* **WHAT IS NEEDED**
What lines in the records below include the word "eInvoice"? Return each one.

* **GIVEN ENTRIES**
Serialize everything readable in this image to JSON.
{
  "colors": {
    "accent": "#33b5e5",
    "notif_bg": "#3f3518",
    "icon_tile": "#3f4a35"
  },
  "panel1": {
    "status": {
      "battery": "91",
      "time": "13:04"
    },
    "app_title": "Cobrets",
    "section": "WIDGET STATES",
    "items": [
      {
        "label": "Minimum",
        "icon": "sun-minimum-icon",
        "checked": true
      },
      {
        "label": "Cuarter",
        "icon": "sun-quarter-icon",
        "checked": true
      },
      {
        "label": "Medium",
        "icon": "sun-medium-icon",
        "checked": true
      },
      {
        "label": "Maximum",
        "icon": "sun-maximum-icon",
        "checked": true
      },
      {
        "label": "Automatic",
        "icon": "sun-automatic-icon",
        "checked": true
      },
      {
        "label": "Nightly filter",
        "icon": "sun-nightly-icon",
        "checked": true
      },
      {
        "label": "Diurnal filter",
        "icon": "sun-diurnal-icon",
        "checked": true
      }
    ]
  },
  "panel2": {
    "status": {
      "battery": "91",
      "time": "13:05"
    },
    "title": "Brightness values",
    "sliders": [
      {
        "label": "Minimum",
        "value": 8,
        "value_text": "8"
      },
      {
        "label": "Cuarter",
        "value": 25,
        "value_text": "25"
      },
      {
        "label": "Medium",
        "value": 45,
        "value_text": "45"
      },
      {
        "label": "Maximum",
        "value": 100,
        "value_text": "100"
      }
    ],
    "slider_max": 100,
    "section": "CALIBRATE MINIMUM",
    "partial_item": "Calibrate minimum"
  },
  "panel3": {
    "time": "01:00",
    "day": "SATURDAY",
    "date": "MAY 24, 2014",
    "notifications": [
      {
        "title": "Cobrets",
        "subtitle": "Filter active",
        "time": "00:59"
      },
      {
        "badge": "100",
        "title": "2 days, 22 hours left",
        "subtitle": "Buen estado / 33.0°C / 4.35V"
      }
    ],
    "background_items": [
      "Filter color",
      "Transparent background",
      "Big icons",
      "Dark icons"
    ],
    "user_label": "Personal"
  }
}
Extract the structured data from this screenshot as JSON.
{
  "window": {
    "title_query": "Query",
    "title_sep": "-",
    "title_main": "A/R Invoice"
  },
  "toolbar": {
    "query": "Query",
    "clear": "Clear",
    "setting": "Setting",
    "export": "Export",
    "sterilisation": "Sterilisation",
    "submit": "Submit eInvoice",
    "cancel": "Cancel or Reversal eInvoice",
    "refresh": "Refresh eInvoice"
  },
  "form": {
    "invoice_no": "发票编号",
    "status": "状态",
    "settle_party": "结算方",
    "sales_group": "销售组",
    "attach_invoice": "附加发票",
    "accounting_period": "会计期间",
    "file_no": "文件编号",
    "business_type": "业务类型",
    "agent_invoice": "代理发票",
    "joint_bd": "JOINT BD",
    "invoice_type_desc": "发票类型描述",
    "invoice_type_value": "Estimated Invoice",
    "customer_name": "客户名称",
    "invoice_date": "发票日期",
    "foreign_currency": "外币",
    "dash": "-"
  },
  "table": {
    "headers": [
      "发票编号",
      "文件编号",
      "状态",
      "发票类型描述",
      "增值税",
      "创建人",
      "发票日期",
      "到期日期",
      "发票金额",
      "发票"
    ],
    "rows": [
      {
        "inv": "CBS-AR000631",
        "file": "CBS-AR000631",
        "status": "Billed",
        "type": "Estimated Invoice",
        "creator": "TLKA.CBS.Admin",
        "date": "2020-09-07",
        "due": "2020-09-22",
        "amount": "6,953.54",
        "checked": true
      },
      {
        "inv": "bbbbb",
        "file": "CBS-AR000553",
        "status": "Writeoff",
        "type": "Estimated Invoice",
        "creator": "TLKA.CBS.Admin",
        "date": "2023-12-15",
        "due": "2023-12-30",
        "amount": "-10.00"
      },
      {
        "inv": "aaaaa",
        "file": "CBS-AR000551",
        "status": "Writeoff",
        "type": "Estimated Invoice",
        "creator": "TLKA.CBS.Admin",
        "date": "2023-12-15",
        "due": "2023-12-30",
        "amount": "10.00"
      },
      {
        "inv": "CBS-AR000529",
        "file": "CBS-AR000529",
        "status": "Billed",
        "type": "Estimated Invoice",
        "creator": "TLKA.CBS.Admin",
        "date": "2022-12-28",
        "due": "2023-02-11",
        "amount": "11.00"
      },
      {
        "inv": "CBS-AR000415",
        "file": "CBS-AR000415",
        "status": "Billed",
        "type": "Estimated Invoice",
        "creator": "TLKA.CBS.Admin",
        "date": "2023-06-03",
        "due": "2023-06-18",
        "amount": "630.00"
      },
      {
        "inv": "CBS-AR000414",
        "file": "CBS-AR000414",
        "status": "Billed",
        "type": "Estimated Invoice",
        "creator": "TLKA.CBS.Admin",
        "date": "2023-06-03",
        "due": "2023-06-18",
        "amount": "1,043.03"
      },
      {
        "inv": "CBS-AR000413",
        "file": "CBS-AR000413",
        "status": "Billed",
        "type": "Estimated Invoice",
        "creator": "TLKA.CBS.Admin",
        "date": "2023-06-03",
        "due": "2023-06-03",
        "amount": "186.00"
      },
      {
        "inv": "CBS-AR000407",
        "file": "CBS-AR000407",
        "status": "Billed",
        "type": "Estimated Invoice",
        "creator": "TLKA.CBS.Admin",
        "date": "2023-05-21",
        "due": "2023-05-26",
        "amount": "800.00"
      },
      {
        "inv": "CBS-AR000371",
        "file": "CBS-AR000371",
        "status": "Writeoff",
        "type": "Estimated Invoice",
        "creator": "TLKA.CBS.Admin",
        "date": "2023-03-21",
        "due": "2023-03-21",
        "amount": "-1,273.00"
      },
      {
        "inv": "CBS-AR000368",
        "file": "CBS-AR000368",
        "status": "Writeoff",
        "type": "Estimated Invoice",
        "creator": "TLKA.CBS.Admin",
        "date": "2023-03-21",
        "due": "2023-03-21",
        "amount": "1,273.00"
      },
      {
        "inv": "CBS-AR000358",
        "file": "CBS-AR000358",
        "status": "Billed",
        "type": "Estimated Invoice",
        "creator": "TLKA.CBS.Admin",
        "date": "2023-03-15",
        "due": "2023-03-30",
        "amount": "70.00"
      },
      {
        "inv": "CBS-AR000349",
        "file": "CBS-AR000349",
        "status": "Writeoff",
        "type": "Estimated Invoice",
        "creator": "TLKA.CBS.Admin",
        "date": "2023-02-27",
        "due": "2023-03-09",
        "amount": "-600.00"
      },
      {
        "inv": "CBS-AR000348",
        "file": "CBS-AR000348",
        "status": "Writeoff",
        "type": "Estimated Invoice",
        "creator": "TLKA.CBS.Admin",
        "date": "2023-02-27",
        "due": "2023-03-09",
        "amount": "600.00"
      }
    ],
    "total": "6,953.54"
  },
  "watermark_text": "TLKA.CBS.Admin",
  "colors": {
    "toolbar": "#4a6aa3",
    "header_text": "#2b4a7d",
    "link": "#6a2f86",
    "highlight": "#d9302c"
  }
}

* **OUTPUT OF THE TASK**
    "submit": "Submit eInvoice",
    "cancel": "Cancel or Reversal eInvoice",
    "refresh": "Refresh eInvoice"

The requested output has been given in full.